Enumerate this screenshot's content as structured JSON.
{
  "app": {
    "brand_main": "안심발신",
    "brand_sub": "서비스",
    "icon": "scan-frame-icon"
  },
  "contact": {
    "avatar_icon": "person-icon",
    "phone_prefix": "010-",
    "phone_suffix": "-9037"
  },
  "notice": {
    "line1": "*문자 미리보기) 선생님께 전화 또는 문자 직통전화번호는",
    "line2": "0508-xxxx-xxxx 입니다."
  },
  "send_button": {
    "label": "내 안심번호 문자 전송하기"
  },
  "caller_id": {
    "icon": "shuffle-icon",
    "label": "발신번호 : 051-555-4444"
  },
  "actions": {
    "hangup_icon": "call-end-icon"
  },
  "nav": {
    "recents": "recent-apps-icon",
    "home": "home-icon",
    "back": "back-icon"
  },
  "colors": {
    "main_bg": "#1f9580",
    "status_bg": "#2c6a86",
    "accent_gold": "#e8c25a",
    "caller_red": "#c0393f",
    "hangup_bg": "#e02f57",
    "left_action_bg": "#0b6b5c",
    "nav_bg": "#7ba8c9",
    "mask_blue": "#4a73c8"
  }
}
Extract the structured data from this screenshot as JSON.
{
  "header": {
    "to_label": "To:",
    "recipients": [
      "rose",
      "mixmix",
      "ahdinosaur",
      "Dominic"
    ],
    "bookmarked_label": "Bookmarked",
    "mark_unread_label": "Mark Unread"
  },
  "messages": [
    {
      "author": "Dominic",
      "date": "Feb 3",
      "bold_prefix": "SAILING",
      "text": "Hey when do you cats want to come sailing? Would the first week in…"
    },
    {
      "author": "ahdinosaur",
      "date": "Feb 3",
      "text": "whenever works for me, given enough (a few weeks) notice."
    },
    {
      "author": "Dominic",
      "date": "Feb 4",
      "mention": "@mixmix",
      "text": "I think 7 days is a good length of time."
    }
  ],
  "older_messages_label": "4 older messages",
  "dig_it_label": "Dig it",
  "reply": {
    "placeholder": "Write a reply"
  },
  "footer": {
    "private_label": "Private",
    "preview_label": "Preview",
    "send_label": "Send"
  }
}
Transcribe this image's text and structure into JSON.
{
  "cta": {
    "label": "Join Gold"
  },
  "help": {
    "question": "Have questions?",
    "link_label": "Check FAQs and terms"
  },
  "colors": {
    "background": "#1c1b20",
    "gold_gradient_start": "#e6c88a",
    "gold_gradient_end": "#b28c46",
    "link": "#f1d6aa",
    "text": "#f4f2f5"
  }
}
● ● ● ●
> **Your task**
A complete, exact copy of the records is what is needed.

> **Output below**
Enumerate this screenshot's content as structured JSON.
{
  "app": {
    "brand_main": "안심발신",
    "brand_sub": "서비스",
    "icon": "scan-frame-icon"
  },
  "contact": {
    "avatar_icon": "person-icon",
    "phone_prefix": "010-",
    "phone_suffix": "-9037"
  },
  "notice": {
    "line1": "*문자 미리보기) 선생님께 전화 또는 문자 직통전화번호는",
    "line2": "0508-xxxx-xxxx 입니다."
  },
  "send_button": {
    "label": "내 안심번호 문자 전송하기"
  },
  "caller_id": {
    "icon": "shuffle-icon",
    "label": "발신번호 : 051-555-4444"
  },
  "actions": {
    "hangup_icon": "call-end-icon"
  },
  "nav": {
    "recents": "recent-apps-icon",
    "home": "home-icon",
    "back": "back-icon"
  },
  "colors": {
    "main_bg": "#1f9580",
    "status_bg": "#2c6a86",
    "accent_gold": "#e8c25a",
    "caller_red": "#c0393f",
    "hangup_bg": "#e02f57",
    "left_action_bg": "#0b6b5c",
    "nav_bg": "#7ba8c9",
    "mask_blue": "#4a73c8"
  }
}
Extract the structured data from this screenshot as JSON.
{
  "header": {
    "to_label": "To:",
    "recipients": [
      "rose",
      "mixmix",
      "ahdinosaur",
      "Dominic"
    ],
    "bookmarked_label": "Bookmarked",
    "mark_unread_label": "Mark Unread"
  },
  "messages": [
    {
      "author": "Dominic",
      "date": "Feb 3",
      "bold_prefix": "SAILING",
      "text": "Hey when do you cats want to come sailing? Would the first week in…"
    },
    {
      "author": "ahdinosaur",
      "date": "Feb 3",
      "text": "whenever works for me, given enough (a few weeks) notice."
    },
    {
      "author": "Dominic",
      "date": "Feb 4",
      "mention": "@mixmix",
      "text": "I think 7 days is a good length of time."
    }
  ],
  "older_messages_label": "4 older messages",
  "dig_it_label": "Dig it",
  "reply": {
    "placeholder": "Write a reply"
  },
  "footer": {
    "private_label": "Private",
    "preview_label": "Preview",
    "send_label": "Send"
  }
}
Transcribe this image's text and structure into JSON.
{
  "cta": {
    "label": "Join Gold"
  },
  "help": {
    "question": "Have questions?",
    "link_label": "Check FAQs and terms"
  },
  "colors": {
    "background": "#1c1b20",
    "gold_gradient_start": "#e6c88a",
    "gold_gradient_end": "#b28c46",
    "link": "#f1d6aa",
    "text": "#f4f2f5"
  }
}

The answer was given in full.